━━ Data listing ━━

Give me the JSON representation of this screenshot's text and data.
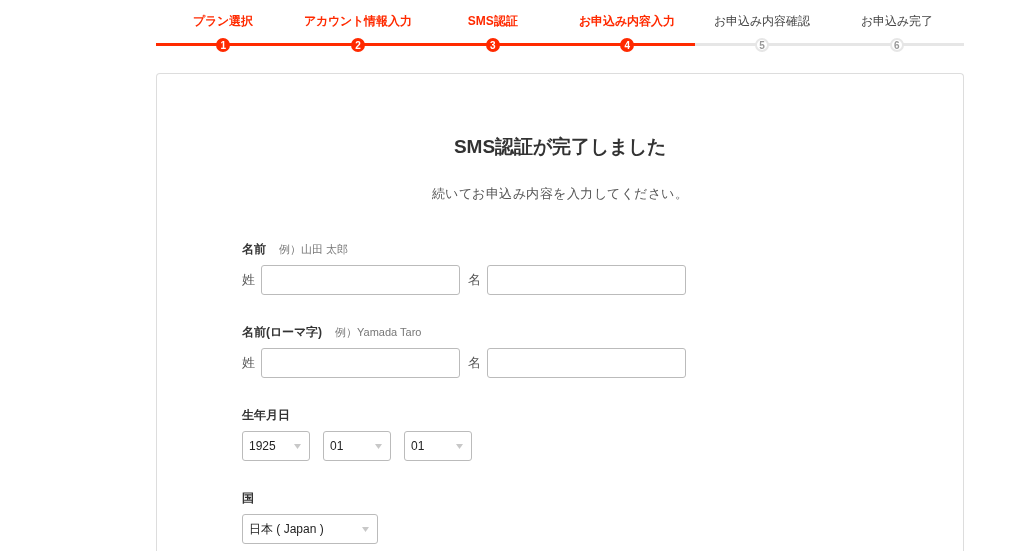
{
  "steps": [
    {
      "label": "プラン選択",
      "number": "1",
      "completed": true
    },
    {
      "label": "アカウント情報入力",
      "number": "2",
      "completed": true
    },
    {
      "label": "SMS認証",
      "number": "3",
      "completed": true
    },
    {
      "label": "お申込み内容入力",
      "number": "4",
      "completed": true
    },
    {
      "label": "お申込み内容確認",
      "number": "5",
      "completed": false
    },
    {
      "label": "お申込み完了",
      "number": "6",
      "completed": false
    }
  ],
  "card": {
    "title": "SMS認証が完了しました",
    "subtitle": "続いてお申込み内容を入力してください。",
    "sections": [
      {
        "kind": "name",
        "label": "名前",
        "hint": "例）山田 太郎",
        "fields": [
          {
            "label": "姓"
          },
          {
            "label": "名"
          }
        ]
      },
      {
        "kind": "name",
        "label": "名前(ローマ字)",
        "hint": "例）Yamada Taro",
        "fields": [
          {
            "label": "姓"
          },
          {
            "label": "名"
          }
        ]
      },
      {
        "kind": "selects",
        "label": "生年月日",
        "selects": [
          {
            "value": "1925"
          },
          {
            "value": "01"
          },
          {
            "value": "01"
          }
        ]
      },
      {
        "kind": "country",
        "label": "国",
        "selects": [
          {
            "value": "日本 ( Japan )"
          }
        ]
      }
    ]
  }
}
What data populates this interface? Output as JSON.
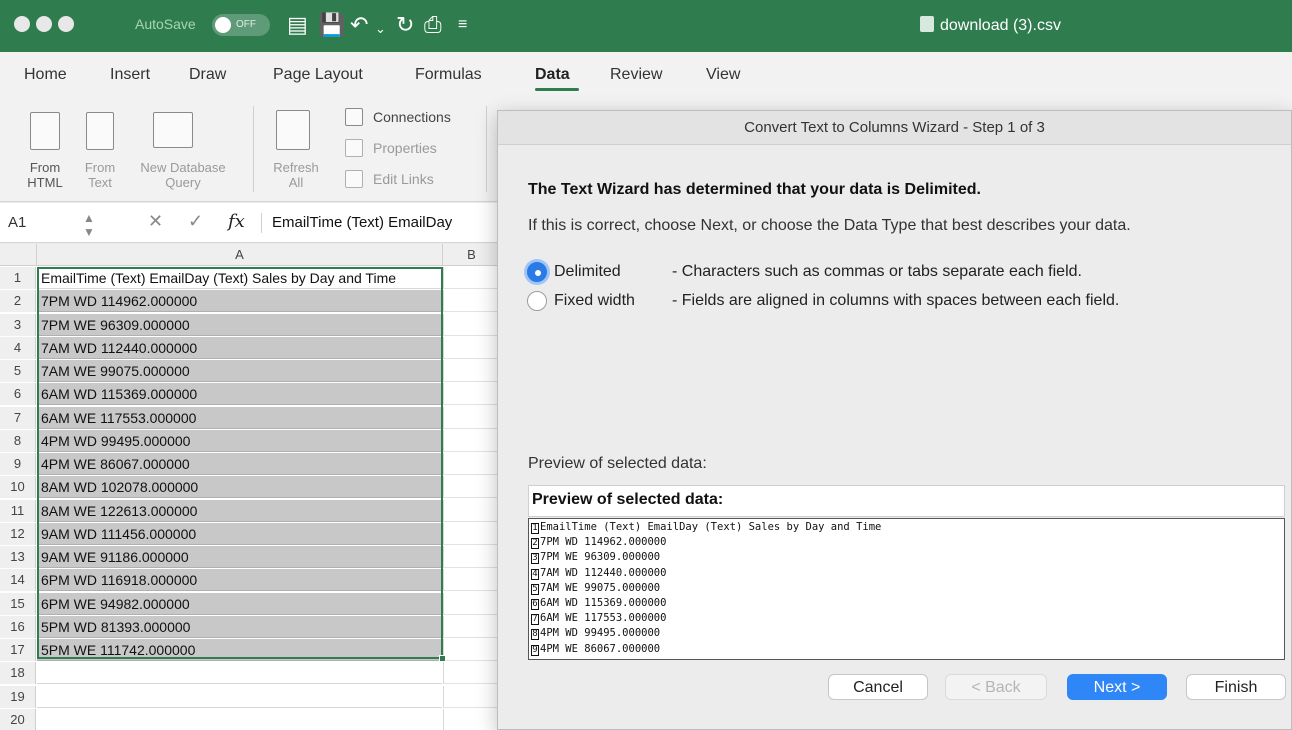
{
  "titlebar": {
    "autosave_label": "AutoSave",
    "autosave_state": "OFF",
    "document_title": "download (3).csv",
    "accent_color": "#2f7d4f"
  },
  "menu": {
    "tabs": [
      "Home",
      "Insert",
      "Draw",
      "Page Layout",
      "Formulas",
      "Data",
      "Review",
      "View"
    ],
    "active_tab": "Data"
  },
  "ribbon": {
    "from_html": "From\nHTML",
    "from_html_line1": "From",
    "from_html_line2": "HTML",
    "from_text_line1": "From",
    "from_text_line2": "Text",
    "new_db_line1": "New Database",
    "new_db_line2": "Query",
    "refresh_line1": "Refresh",
    "refresh_line2": "All",
    "connections": "Connections",
    "properties": "Properties",
    "edit_links": "Edit Links"
  },
  "formula_bar": {
    "name_box": "A1",
    "fx_label": "fx",
    "content": "EmailTime (Text)   EmailDay"
  },
  "sheet": {
    "col_a": "A",
    "col_b": "B",
    "row_numbers": [
      "1",
      "2",
      "3",
      "4",
      "5",
      "6",
      "7",
      "8",
      "9",
      "10",
      "11",
      "12",
      "13",
      "14",
      "15",
      "16",
      "17",
      "18",
      "19",
      "20"
    ],
    "cells_a": [
      "EmailTime (Text) EmailDay (Text) Sales by Day and Time",
      "7PM WD 114962.000000",
      "7PM WE 96309.000000",
      "7AM WD 112440.000000",
      "7AM WE 99075.000000",
      "6AM WD 115369.000000",
      "6AM WE 117553.000000",
      "4PM WD 99495.000000",
      "4PM WE 86067.000000",
      "8AM WD 102078.000000",
      "8AM WE 122613.000000",
      "9AM WD 111456.000000",
      "9AM WE 91186.000000",
      "6PM WD 116918.000000",
      "6PM WE 94982.000000",
      "5PM WD 81393.000000",
      "5PM WE 111742.000000",
      "",
      "",
      ""
    ]
  },
  "dialog": {
    "title": "Convert Text to Columns Wizard - Step 1 of 3",
    "heading": "The Text Wizard has determined that your data is Delimited.",
    "subheading": "If this is correct, choose Next, or choose the Data Type that best describes your data.",
    "options": [
      {
        "label": "Delimited",
        "desc": "- Characters such as commas or tabs separate each field.",
        "selected": true
      },
      {
        "label": "Fixed width",
        "desc": "- Fields are aligned in columns with spaces between each field.",
        "selected": false
      }
    ],
    "preview_label": "Preview of selected data:",
    "preview_heading": "Preview of selected data:",
    "preview_rows": [
      {
        "n": "1",
        "text": "EmailTime (Text) EmailDay (Text) Sales by Day and Time"
      },
      {
        "n": "2",
        "text": "7PM WD 114962.000000"
      },
      {
        "n": "3",
        "text": "7PM WE 96309.000000"
      },
      {
        "n": "4",
        "text": "7AM WD 112440.000000"
      },
      {
        "n": "5",
        "text": "7AM WE 99075.000000"
      },
      {
        "n": "6",
        "text": "6AM WD 115369.000000"
      },
      {
        "n": "7",
        "text": "6AM WE 117553.000000"
      },
      {
        "n": "8",
        "text": "4PM WD 99495.000000"
      },
      {
        "n": "9",
        "text": "4PM WE 86067.000000"
      }
    ],
    "buttons": {
      "cancel": "Cancel",
      "back": "< Back",
      "next": "Next >",
      "finish": "Finish"
    }
  }
}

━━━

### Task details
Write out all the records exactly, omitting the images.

### Exercise output
Give me the JSON representation of this screenshot's text and data.
{
  "steps": [
    {
      "label": "プラン選択",
      "number": "1",
      "completed": true
    },
    {
      "label": "アカウント情報入力",
      "number": "2",
      "completed": true
    },
    {
      "label": "SMS認証",
      "number": "3",
      "completed": true
    },
    {
      "label": "お申込み内容入力",
      "number": "4",
      "completed": true
    },
    {
      "label": "お申込み内容確認",
      "number": "5",
      "completed": false
    },
    {
      "label": "お申込み完了",
      "number": "6",
      "completed": false
    }
  ],
  "card": {
    "title": "SMS認証が完了しました",
    "subtitle": "続いてお申込み内容を入力してください。",
    "sections": [
      {
        "kind": "name",
        "label": "名前",
        "hint": "例）山田 太郎",
        "fields": [
          {
            "label": "姓"
          },
          {
            "label": "名"
          }
        ]
      },
      {
        "kind": "name",
        "label": "名前(ローマ字)",
        "hint": "例）Yamada Taro",
        "fields": [
          {
            "label": "姓"
          },
          {
            "label": "名"
          }
        ]
      },
      {
        "kind": "selects",
        "label": "生年月日",
        "selects": [
          {
            "value": "1925"
          },
          {
            "value": "01"
          },
          {
            "value": "01"
          }
        ]
      },
      {
        "kind": "country",
        "label": "国",
        "selects": [
          {
            "value": "日本 ( Japan )"
          }
        ]
      }
    ]
  }
}
What data populates this interface? Output as JSON.
{
  "titlebar": {
    "autosave_label": "AutoSave",
    "autosave_state": "OFF",
    "document_title": "download (3).csv",
    "accent_color": "#2f7d4f"
  },
  "menu": {
    "tabs": [
      "Home",
      "Insert",
      "Draw",
      "Page Layout",
      "Formulas",
      "Data",
      "Review",
      "View"
    ],
    "active_tab": "Data"
  },
  "ribbon": {
    "from_html": "From\nHTML",
    "from_html_line1": "From",
    "from_html_line2": "HTML",
    "from_text_line1": "From",
    "from_text_line2": "Text",
    "new_db_line1": "New Database",
    "new_db_line2": "Query",
    "refresh_line1": "Refresh",
    "refresh_line2": "All",
    "connections": "Connections",
    "properties": "Properties",
    "edit_links": "Edit Links"
  },
  "formula_bar": {
    "name_box": "A1",
    "fx_label": "fx",
    "content": "EmailTime (Text)   EmailDay"
  },
  "sheet": {
    "col_a": "A",
    "col_b": "B",
    "row_numbers": [
      "1",
      "2",
      "3",
      "4",
      "5",
      "6",
      "7",
      "8",
      "9",
      "10",
      "11",
      "12",
      "13",
      "14",
      "15",
      "16",
      "17",
      "18",
      "19",
      "20"
    ],
    "cells_a": [
      "EmailTime (Text) EmailDay (Text) Sales by Day and Time",
      "7PM WD 114962.000000",
      "7PM WE 96309.000000",
      "7AM WD 112440.000000",
      "7AM WE 99075.000000",
      "6AM WD 115369.000000",
      "6AM WE 117553.000000",
      "4PM WD 99495.000000",
      "4PM WE 86067.000000",
      "8AM WD 102078.000000",
      "8AM WE 122613.000000",
      "9AM WD 111456.000000",
      "9AM WE 91186.000000",
      "6PM WD 116918.000000",
      "6PM WE 94982.000000",
      "5PM WD 81393.000000",
      "5PM WE 111742.000000",
      "",
      "",
      ""
    ]
  },
  "dialog": {
    "title": "Convert Text to Columns Wizard - Step 1 of 3",
    "heading": "The Text Wizard has determined that your data is Delimited.",
    "subheading": "If this is correct, choose Next, or choose the Data Type that best describes your data.",
    "options": [
      {
        "label": "Delimited",
        "desc": "- Characters such as commas or tabs separate each field.",
        "selected": true
      },
      {
        "label": "Fixed width",
        "desc": "- Fields are aligned in columns with spaces between each field.",
        "selected": false
      }
    ],
    "preview_label": "Preview of selected data:",
    "preview_heading": "Preview of selected data:",
    "preview_rows": [
      {
        "n": "1",
        "text": "EmailTime (Text) EmailDay (Text) Sales by Day and Time"
      },
      {
        "n": "2",
        "text": "7PM WD 114962.000000"
      },
      {
        "n": "3",
        "text": "7PM WE 96309.000000"
      },
      {
        "n": "4",
        "text": "7AM WD 112440.000000"
      },
      {
        "n": "5",
        "text": "7AM WE 99075.000000"
      },
      {
        "n": "6",
        "text": "6AM WD 115369.000000"
      },
      {
        "n": "7",
        "text": "6AM WE 117553.000000"
      },
      {
        "n": "8",
        "text": "4PM WD 99495.000000"
      },
      {
        "n": "9",
        "text": "4PM WE 86067.000000"
      }
    ],
    "buttons": {
      "cancel": "Cancel",
      "back": "< Back",
      "next": "Next >",
      "finish": "Finish"
    }
  }
}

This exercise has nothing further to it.